A Brief History of Cataract Surgery
Cataract surgery can help restore vision, improving the quality of life for many people affected by cataracts.
Cataract surgery is often thought of as a modern treatment, but it's rudimentary beginnings can be traced back to fifth century BC. As technology and the understanding of cataracts and vision have improved, cataract surgery has become highly successful.
The doctors of Deen Gross Eye Centers would like to take a moment to consider the history of cataract surgery, and how patients in Merrillville, IN can benefit from this treatment.
Early Cataract Surgery
One of the first forms of cataract surgery dates back to fifth century BC. The technique was known as couching.
Couching did not remove cataracts. Instead, a tool was used to push a mature cataract away from the primary line of vision.
Couching was performed using a needle, which would be placed within the cataract and the lens of the eye and used to push the cataract aside.
Couching was often instantly successful, however, for most, success was short lived. Eye infections and the retention of cataracts within the eye's lens often led to serious vision problems, including blindness.
The First Cataract Extraction
Couching remained the most common form of treatment for cataracts until the 18th century when French surgeon Jacques Daviel performed the first cataract extraction.
Referred to as extracapsular cataract extraction, Daviel's procedure involved removing the outer layer of the lens by creating a large incision within the eye.
While more effective than couching, Daviel's procedure was successful only about half of the time.

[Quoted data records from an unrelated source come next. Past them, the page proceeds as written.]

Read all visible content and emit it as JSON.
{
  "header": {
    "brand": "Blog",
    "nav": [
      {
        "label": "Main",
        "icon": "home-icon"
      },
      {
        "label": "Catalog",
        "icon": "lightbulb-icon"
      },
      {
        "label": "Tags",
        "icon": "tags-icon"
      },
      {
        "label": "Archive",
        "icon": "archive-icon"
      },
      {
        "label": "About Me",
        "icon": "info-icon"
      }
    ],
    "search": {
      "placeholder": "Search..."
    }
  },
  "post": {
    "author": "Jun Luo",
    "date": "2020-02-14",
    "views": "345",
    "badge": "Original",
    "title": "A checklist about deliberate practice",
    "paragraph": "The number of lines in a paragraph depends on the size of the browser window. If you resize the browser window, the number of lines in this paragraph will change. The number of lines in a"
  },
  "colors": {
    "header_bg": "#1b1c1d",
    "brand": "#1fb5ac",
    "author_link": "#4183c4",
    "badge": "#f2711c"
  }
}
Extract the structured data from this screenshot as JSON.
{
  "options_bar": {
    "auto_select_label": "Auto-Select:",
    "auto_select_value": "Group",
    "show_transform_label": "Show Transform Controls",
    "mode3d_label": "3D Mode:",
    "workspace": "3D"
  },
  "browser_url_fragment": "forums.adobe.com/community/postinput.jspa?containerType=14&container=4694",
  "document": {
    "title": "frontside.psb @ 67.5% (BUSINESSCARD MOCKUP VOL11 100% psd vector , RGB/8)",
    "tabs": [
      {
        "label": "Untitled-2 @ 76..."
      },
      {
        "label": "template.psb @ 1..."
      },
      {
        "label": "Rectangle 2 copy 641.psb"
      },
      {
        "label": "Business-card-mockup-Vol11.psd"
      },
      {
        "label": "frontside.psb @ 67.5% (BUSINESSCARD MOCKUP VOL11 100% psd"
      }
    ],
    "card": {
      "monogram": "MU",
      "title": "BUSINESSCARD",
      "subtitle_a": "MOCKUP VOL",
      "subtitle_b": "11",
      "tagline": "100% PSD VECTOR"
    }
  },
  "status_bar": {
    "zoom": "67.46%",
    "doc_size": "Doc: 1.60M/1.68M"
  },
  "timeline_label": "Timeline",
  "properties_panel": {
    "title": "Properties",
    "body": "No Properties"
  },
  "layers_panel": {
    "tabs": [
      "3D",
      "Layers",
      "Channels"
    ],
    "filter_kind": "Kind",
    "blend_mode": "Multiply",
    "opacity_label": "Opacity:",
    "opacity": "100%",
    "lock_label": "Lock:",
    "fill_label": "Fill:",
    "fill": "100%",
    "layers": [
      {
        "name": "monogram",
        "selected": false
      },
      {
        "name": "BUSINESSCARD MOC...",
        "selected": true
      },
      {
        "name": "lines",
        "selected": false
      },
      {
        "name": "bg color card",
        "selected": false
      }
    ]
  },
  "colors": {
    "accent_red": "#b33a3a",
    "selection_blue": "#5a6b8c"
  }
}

Complications after surgery were common and often severe. Issues included infection, poor wound healing, and posterior capsular opacification, or the development of cloudy scar tissue behind the lens.
Improving Cataract Extraction
Daviel's procedure remained the standard for cataract removal until the 19th century with the development of intracapsular cataract extraction, a method in which the entire lens and lens capsule are removed.
Although a technique for intracapsular cataract extraction was developed in the mid 1700s, it did not become common until 1957, when surgeon Joaquin Barraquer used an enzyme to dissolve the fibers holding the eye's lens in place before removing the lens.
As sterilization techniques and anesthetics improved, intracapsular cataract extraction became more popular. Unfortunately, this form of cataract surgery has many drawbacks, such as an increased risk of blindness, retinal detachment, and macular edema.
Modern Cataract Surgery
As technology and surgical techniques improved, extracapsular cataract extraction techniques began to yield better results than intracapsular cataract extraction, making it one of the standards for treating cataracts.
A new approach to cataract surgery was introduced in 1967 by American ophthalmologist Charles Kelman. Kelman is credited with created a technique called phacoemulsification. This technique uses ultrasound and a needle to break apart the lens and remove the pieces through a small incision.
Modern phacoemulsification methods include the use of topical anesthetics to keep the patient comfortable and sterilization techniques to reduce the risk of infection. After the lens is removed, an artificial intraoclular lens (IOL) is placed to help restore vision.
In addition to improved sterilization practices, phacoemulsification has faster healing times than previous treatments and improved results.
Find Out if Cataract Surgery Is Right for You
If you have cataracts, treatment is available to help improve your vision. To find out if cataract surgery is right for you, or to learn about other treatment options, we invite you to call (219) 769-8989. Our friendly staff are happy to schedule a consultation for you.